WORK ITEM
Search the entries below for "Serventia", and copy each line where it appears.

INFORMATION PROVIDED
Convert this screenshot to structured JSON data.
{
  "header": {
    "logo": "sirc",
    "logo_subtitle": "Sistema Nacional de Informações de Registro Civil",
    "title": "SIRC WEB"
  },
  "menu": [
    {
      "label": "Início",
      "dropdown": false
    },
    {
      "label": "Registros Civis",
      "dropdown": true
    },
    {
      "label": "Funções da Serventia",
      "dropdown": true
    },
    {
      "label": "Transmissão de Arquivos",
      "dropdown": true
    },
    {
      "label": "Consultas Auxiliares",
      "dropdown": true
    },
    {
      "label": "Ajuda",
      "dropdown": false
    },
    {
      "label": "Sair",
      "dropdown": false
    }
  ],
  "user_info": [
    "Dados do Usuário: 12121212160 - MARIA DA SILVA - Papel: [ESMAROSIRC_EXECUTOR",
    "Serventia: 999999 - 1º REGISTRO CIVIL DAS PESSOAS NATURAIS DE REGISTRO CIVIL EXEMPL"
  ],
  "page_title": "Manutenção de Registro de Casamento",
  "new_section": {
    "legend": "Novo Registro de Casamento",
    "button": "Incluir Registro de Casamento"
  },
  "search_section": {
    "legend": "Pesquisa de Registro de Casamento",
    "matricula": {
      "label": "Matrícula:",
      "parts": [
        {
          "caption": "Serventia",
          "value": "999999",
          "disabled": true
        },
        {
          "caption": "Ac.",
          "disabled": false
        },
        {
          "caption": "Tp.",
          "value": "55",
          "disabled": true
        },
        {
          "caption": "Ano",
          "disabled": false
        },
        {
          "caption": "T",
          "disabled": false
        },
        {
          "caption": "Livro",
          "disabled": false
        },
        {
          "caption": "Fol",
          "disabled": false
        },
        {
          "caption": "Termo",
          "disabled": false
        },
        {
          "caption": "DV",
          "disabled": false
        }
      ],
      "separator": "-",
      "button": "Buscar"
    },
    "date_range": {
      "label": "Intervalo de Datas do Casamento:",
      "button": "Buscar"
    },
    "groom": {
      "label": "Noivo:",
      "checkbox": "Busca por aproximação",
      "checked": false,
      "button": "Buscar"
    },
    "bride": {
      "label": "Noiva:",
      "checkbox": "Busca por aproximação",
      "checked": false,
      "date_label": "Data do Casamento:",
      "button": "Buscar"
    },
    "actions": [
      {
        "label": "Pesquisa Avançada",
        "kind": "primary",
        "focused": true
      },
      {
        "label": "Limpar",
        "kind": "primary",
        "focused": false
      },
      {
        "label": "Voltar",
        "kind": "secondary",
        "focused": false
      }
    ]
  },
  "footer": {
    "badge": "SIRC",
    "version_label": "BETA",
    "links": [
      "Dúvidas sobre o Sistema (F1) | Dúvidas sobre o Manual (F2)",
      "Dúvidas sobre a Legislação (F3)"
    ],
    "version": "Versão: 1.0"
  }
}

WORKED SOLUTION
      "label": "Funções da Serventia",
    "Serventia: 999999 - 1º REGISTRO CIVIL DAS PESSOAS NATURAIS DE REGISTRO CIVIL EXEMPL"
          "caption": "Serventia",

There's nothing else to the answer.